Before that Philip called thee, when thou wast under the fig-tree, I saw thee.

The Saviour undid his surmise, saying that even before his meeting and conversing with Philip, He had seen him under the fig-tree, though not present in Body. Very profitably are both the fig-tree and the place named, pledging to him the truth of his having been seen. For he that has already accurate knowledge of what was with him, will readily be admitted. |154

49 Rabbi, Thou art the Son of God, Thou art the King of Israel.

He knows that God Alone is Searcher of hearts, and giveth to none other of men to understand the mind, considering as is likely that verse in the Psalms, God trieth the hearts and reins. For as accruing to none else, the Psalmist hath attributed this too as peculiar to the Divine Nature only. When then he knew that the Lord saw his thoughts revolving in his mind in yet voiceless whispers, straightway he calls Him Master, readily entering already into discipleship under Him, and confesses Him Son of God and King of Israel, in Whom are inexistent the Properties of Divinity, and as one well instructed he affirms Him to be wholly and by Nature God.

50 Because I said unto thee, I saw thee under the fig tree, believest thou? thou shalt see greater things than these.

Thou shalt be firmer unto faith, saith He, when thou seest greater things than these. For he that believed one sign, how shall he not by means of many be altogether bettered, especially since they shall be more wonderful than those now wondered at?

51 Verily, verily I say unto you, hereafter ye shall see Heaven open, and the angels of God ascending and descending upon the Son of Man.

Common now to all is the word which seals the faith of Nathanael. But in saying that angels shall be seen speeding up and down upon the Son of Man, that is, ministering and serving His commands, for the salvation of such as shall believe, He says that then especially shall He be revealed as being by Nature Son of God. For it is not one another that the rational powers serve but surely God. And this does not take away subjection among the angels (for this will not be reasonably called bondage). But we have heard of the Holy Evangelists, that angels came to our Saviour Christ, and ministered unto Him. |155

Advertisements

2 Responses to “St Cyril of Alexandria’s Commentary on John 1:43-51”

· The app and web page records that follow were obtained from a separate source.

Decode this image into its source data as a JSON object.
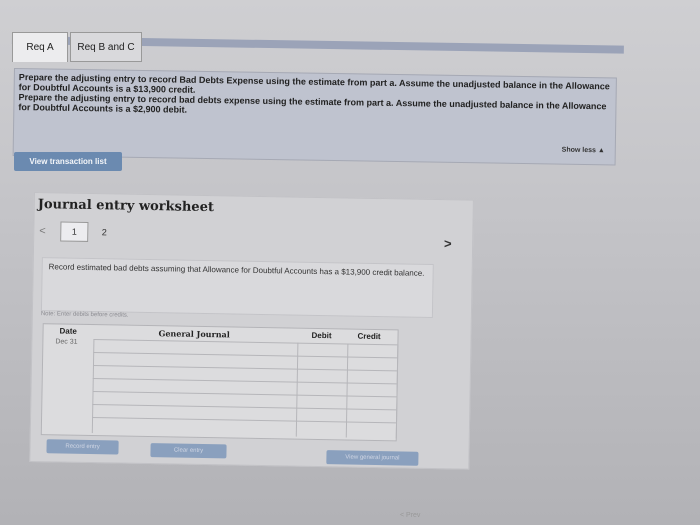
{
  "tabs": [
    {
      "label": "Req A"
    },
    {
      "label": "Req B and C"
    }
  ],
  "instructions": {
    "line1": "Prepare the adjusting entry to record Bad Debts Expense using the estimate from part a. Assume the unadjusted balance in the Allowance for Doubtful Accounts is a $13,900 credit.",
    "line2": "Prepare the adjusting entry to record bad debts expense using the estimate from part a. Assume the unadjusted balance in the Allowance for Doubtful Accounts is a $2,900 debit.",
    "show_less": "Show less ▲"
  },
  "view_transaction_list": "View transaction list",
  "worksheet": {
    "title": "Journal entry worksheet",
    "nav_prev": "<",
    "pages": [
      "1",
      "2"
    ],
    "nav_next": ">",
    "description": "Record estimated bad debts assuming that Allowance for Doubtful Accounts has a $13,900 credit balance.",
    "note": "Note: Enter debits before credits.",
    "table": {
      "headers": {
        "date": "Date",
        "general_journal": "General Journal",
        "debit": "Debit",
        "credit": "Credit"
      },
      "first_date": "Dec 31"
    },
    "buttons": {
      "record": "Record entry",
      "clear": "Clear entry",
      "view_journal": "View general journal"
    }
  },
  "footer": {
    "prev": "< Prev"
  }
}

  1. […] St Cyril of Alexandria’s Commentary on Today’s Gospel (John 1:43-51). […]

  2. […] St Cyril of Alexandria’s Commentary on Today’s Gospel (John 1:43-51). […]

Leave a Reply

Fill in your details below or click an icon to log in:

WordPress.com Logo

You are commenting using your WordPress.com account. Log Out / Change )

Twitter picture

You are commenting using your Twitter account. Log Out / Change )

Facebook photo

You are commenting using your Facebook account. Log Out / Change )

Google+ photo

You are commenting using your Google+ account. Log Out / Change )

Connecting to %s

 
%d bloggers like this: